*** Opening PROVIDED DATA ***

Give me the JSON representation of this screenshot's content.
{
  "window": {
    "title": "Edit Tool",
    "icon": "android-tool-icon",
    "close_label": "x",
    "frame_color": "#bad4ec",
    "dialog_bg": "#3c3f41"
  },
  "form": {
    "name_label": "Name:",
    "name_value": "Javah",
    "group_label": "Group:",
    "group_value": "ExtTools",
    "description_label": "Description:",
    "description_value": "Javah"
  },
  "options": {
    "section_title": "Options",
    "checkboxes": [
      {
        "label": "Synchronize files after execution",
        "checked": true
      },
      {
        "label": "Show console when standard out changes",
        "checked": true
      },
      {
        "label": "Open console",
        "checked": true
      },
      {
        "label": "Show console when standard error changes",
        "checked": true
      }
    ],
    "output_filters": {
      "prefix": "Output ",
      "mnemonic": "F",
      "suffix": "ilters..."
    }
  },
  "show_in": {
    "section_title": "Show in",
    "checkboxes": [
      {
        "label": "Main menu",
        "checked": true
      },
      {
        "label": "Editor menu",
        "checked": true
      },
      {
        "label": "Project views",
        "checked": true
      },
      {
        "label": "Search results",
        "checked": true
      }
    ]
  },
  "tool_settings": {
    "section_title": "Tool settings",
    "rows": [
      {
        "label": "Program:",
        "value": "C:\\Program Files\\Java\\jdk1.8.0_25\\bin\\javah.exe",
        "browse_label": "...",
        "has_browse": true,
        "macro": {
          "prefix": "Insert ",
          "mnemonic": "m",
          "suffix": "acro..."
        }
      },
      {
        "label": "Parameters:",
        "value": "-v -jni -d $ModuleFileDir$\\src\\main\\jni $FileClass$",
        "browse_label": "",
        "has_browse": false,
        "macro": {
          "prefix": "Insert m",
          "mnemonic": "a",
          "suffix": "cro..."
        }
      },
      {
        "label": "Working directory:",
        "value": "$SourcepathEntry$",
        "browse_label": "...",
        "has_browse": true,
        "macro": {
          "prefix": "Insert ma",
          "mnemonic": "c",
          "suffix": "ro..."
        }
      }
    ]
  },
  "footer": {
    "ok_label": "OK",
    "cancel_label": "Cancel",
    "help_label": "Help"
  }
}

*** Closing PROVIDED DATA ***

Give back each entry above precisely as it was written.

Give me the JSON representation of this screenshot's content.
{
  "window": {
    "title": "Edit Tool",
    "icon": "android-tool-icon",
    "close_label": "x",
    "frame_color": "#bad4ec",
    "dialog_bg": "#3c3f41"
  },
  "form": {
    "name_label": "Name:",
    "name_value": "Javah",
    "group_label": "Group:",
    "group_value": "ExtTools",
    "description_label": "Description:",
    "description_value": "Javah"
  },
  "options": {
    "section_title": "Options",
    "checkboxes": [
      {
        "label": "Synchronize files after execution",
        "checked": true
      },
      {
        "label": "Show console when standard out changes",
        "checked": true
      },
      {
        "label": "Open console",
        "checked": true
      },
      {
        "label": "Show console when standard error changes",
        "checked": true
      }
    ],
    "output_filters": {
      "prefix": "Output ",
      "mnemonic": "F",
      "suffix": "ilters..."
    }
  },
  "show_in": {
    "section_title": "Show in",
    "checkboxes": [
      {
        "label": "Main menu",
        "checked": true
      },
      {
        "label": "Editor menu",
        "checked": true
      },
      {
        "label": "Project views",
        "checked": true
      },
      {
        "label": "Search results",
        "checked": true
      }
    ]
  },
  "tool_settings": {
    "section_title": "Tool settings",
    "rows": [
      {
        "label": "Program:",
        "value": "C:\\Program Files\\Java\\jdk1.8.0_25\\bin\\javah.exe",
        "browse_label": "...",
        "has_browse": true,
        "macro": {
          "prefix": "Insert ",
          "mnemonic": "m",
          "suffix": "acro..."
        }
      },
      {
        "label": "Parameters:",
        "value": "-v -jni -d $ModuleFileDir$\\src\\main\\jni $FileClass$",
        "browse_label": "",
        "has_browse": false,
        "macro": {
          "prefix": "Insert m",
          "mnemonic": "a",
          "suffix": "cro..."
        }
      },
      {
        "label": "Working directory:",
        "value": "$SourcepathEntry$",
        "browse_label": "...",
        "has_browse": true,
        "macro": {
          "prefix": "Insert ma",
          "mnemonic": "c",
          "suffix": "ro..."
        }
      }
    ]
  },
  "footer": {
    "ok_label": "OK",
    "cancel_label": "Cancel",
    "help_label": "Help"
  }
}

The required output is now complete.